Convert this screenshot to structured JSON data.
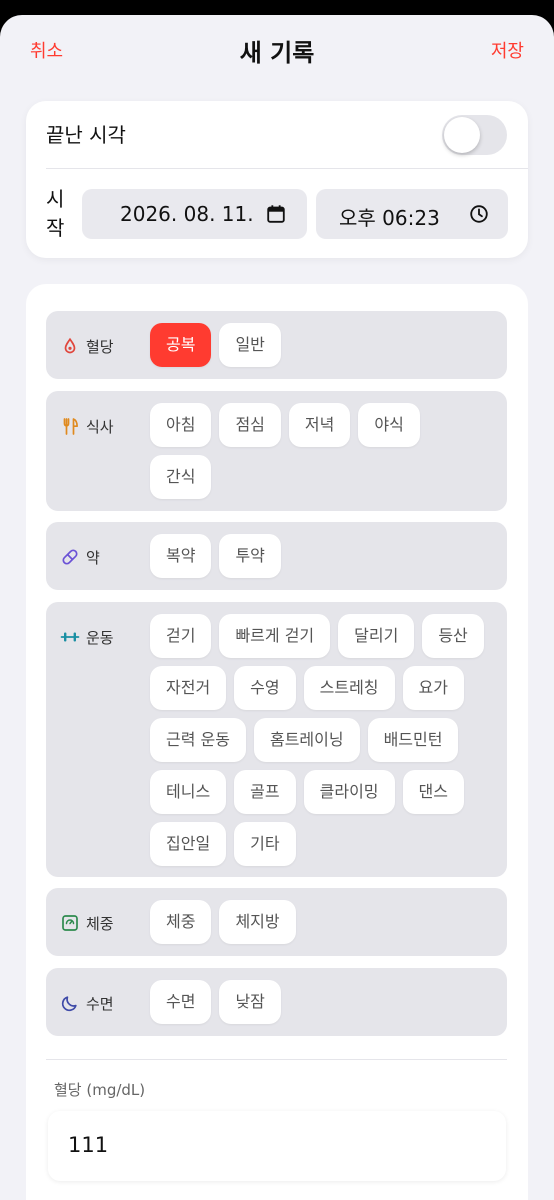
{
  "header": {
    "cancel_label": "취소",
    "title": "새 기록",
    "save_label": "저장"
  },
  "time_card": {
    "end_time_label": "끝난 시각",
    "end_time_enabled": false,
    "start_label": "시작",
    "date_value": "2026. 08. 11.",
    "time_value": "오후 06:23"
  },
  "categories": [
    {
      "label": "혈당",
      "icon": "blood-drop-icon",
      "icon_color": "#e0463c",
      "chips": [
        {
          "label": "공복",
          "selected": true
        },
        {
          "label": "일반",
          "selected": false
        }
      ]
    },
    {
      "label": "식사",
      "icon": "utensils-icon",
      "icon_color": "#e08a1e",
      "chips": [
        {
          "label": "아침"
        },
        {
          "label": "점심"
        },
        {
          "label": "저녁"
        },
        {
          "label": "야식"
        },
        {
          "label": "간식"
        }
      ]
    },
    {
      "label": "약",
      "icon": "pill-icon",
      "icon_color": "#6b52d6",
      "chips": [
        {
          "label": "복약"
        },
        {
          "label": "투약"
        }
      ]
    },
    {
      "label": "운동",
      "icon": "dumbbell-icon",
      "icon_color": "#1a8fa3",
      "chips": [
        {
          "label": "걷기"
        },
        {
          "label": "빠르게 걷기"
        },
        {
          "label": "달리기"
        },
        {
          "label": "등산"
        },
        {
          "label": "자전거"
        },
        {
          "label": "수영"
        },
        {
          "label": "스트레칭"
        },
        {
          "label": "요가"
        },
        {
          "label": "근력 운동"
        },
        {
          "label": "홈트레이닝"
        },
        {
          "label": "배드민턴"
        },
        {
          "label": "테니스"
        },
        {
          "label": "골프"
        },
        {
          "label": "클라이밍"
        },
        {
          "label": "댄스"
        },
        {
          "label": "집안일"
        },
        {
          "label": "기타"
        }
      ]
    },
    {
      "label": "체중",
      "icon": "scale-icon",
      "icon_color": "#2e8a4e",
      "chips": [
        {
          "label": "체중"
        },
        {
          "label": "체지방"
        }
      ]
    },
    {
      "label": "수면",
      "icon": "moon-icon",
      "icon_color": "#3e4aa8",
      "chips": [
        {
          "label": "수면"
        },
        {
          "label": "낮잠"
        }
      ]
    }
  ],
  "field": {
    "label": "혈당 (mg/dL)",
    "value": "111"
  },
  "colors": {
    "accent": "#ff3b30",
    "background": "#f2f2f7",
    "chip_group_bg": "#e5e5ea"
  }
}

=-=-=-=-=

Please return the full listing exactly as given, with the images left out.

Written answer:
Convert this screenshot to structured JSON data.
{
  "header": {
    "cancel_label": "취소",
    "title": "새 기록",
    "save_label": "저장"
  },
  "time_card": {
    "end_time_label": "끝난 시각",
    "end_time_enabled": false,
    "start_label": "시작",
    "date_value": "2026. 08. 11.",
    "time_value": "오후 06:23"
  },
  "categories": [
    {
      "label": "혈당",
      "icon": "blood-drop-icon",
      "icon_color": "#e0463c",
      "chips": [
        {
          "label": "공복",
          "selected": true
        },
        {
          "label": "일반",
          "selected": false
        }
      ]
    },
    {
      "label": "식사",
      "icon": "utensils-icon",
      "icon_color": "#e08a1e",
      "chips": [
        {
          "label": "아침"
        },
        {
          "label": "점심"
        },
        {
          "label": "저녁"
        },
        {
          "label": "야식"
        },
        {
          "label": "간식"
        }
      ]
    },
    {
      "label": "약",
      "icon": "pill-icon",
      "icon_color": "#6b52d6",
      "chips": [
        {
          "label": "복약"
        },
        {
          "label": "투약"
        }
      ]
    },
    {
      "label": "운동",
      "icon": "dumbbell-icon",
      "icon_color": "#1a8fa3",
      "chips": [
        {
          "label": "걷기"
        },
        {
          "label": "빠르게 걷기"
        },
        {
          "label": "달리기"
        },
        {
          "label": "등산"
        },
        {
          "label": "자전거"
        },
        {
          "label": "수영"
        },
        {
          "label": "스트레칭"
        },
        {
          "label": "요가"
        },
        {
          "label": "근력 운동"
        },
        {
          "label": "홈트레이닝"
        },
        {
          "label": "배드민턴"
        },
        {
          "label": "테니스"
        },
        {
          "label": "골프"
        },
        {
          "label": "클라이밍"
        },
        {
          "label": "댄스"
        },
        {
          "label": "집안일"
        },
        {
          "label": "기타"
        }
      ]
    },
    {
      "label": "체중",
      "icon": "scale-icon",
      "icon_color": "#2e8a4e",
      "chips": [
        {
          "label": "체중"
        },
        {
          "label": "체지방"
        }
      ]
    },
    {
      "label": "수면",
      "icon": "moon-icon",
      "icon_color": "#3e4aa8",
      "chips": [
        {
          "label": "수면"
        },
        {
          "label": "낮잠"
        }
      ]
    }
  ],
  "field": {
    "label": "혈당 (mg/dL)",
    "value": "111"
  },
  "colors": {
    "accent": "#ff3b30",
    "background": "#f2f2f7",
    "chip_group_bg": "#e5e5ea"
  }
}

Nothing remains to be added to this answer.